Which brings me to Ángel Muñoz who, with Peña, is the real star of the show. The two couldn’t be more different: Peña is all interiority and nuance, while Muñoz is all bluster and instinct. But he has the goods to back it up. Thick thighed, broad-chested, with a mane of black curls, a smoldering gaze and a sultry overbite, he’s a bull of a man and an extraordinarily charismatic performer. He starts off slow, teasing the audience with swivels and slides of the foot, complemented by sweeping arm gestures. But when he gets going, there’s no stopping him. And it’s no thoughtless barrage of sound; his zapateado is full of surprises, sudden rhythmic shifts and syncopations. He varies from loud to almost inaudible taps and plays with subtle variations and accents, gradually building to a kind of wild frenzy. He’s got tricks up his sleeve as well, like taps on one leg and taps while traveling across the stage and while turning.
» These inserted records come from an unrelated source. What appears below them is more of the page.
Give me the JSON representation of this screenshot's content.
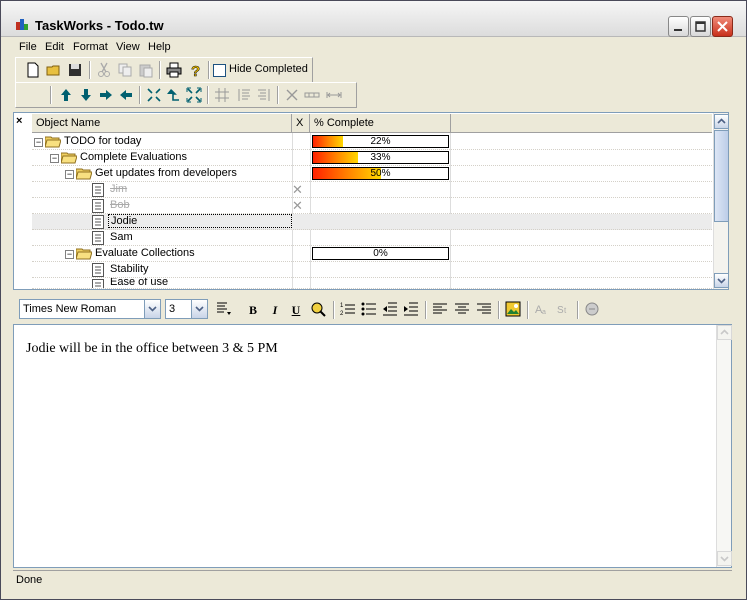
{
  "window": {
    "title": "TaskWorks - Todo.tw"
  },
  "menu": [
    "File",
    "Edit",
    "Format",
    "View",
    "Help"
  ],
  "toolbar": {
    "hide_completed_label": "Hide Completed"
  },
  "tree": {
    "columns": [
      "Object Name",
      "X",
      "% Complete"
    ],
    "rows": [
      {
        "label": "TODO for today",
        "progress": 22,
        "progress_text": "22%"
      },
      {
        "label": "Complete Evaluations",
        "progress": 33,
        "progress_text": "33%"
      },
      {
        "label": "Get updates from developers",
        "progress": 50,
        "progress_text": "50%"
      },
      {
        "label": "Jim",
        "completed": true
      },
      {
        "label": "Bob",
        "completed": true
      },
      {
        "label": "Jodie",
        "selected": true
      },
      {
        "label": "Sam"
      },
      {
        "label": "Evaluate Collections",
        "progress": 0,
        "progress_text": "0%"
      },
      {
        "label": "Stability"
      },
      {
        "label": "Ease of use"
      }
    ]
  },
  "format": {
    "font_name": "Times New Roman",
    "font_size": "3"
  },
  "editor": {
    "text": "Jodie will be in the office between 3 & 5 PM"
  },
  "status": {
    "text": "Done"
  }
}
But what really makes him thrilling to watch is the way he seems to enjoy himself and improvise the steps, taking the musicians and audience along for the ride. “What should I do now?” he seems to ask himself as he rises high on relevé, ready to pounce. He’s a master of suspense. And he really engages the musicians, often turning to them, egging them on. Like a surfer, his body tenses, ready to catch a wave; he waits and waits, circling the beat, and then, with a surge, he dives in. His two solos at the Met ended with explosive, witty, wild passages that brought the audience to its feet. He stared out, not in that impersonal, pseudo-intense way, but rather seeming to engage individual people, dancing for them and about them, drawing them into his world. He was playful and sensual and unpredictable and really, you really didn’t want the solos to end. That’s how flamenco should be.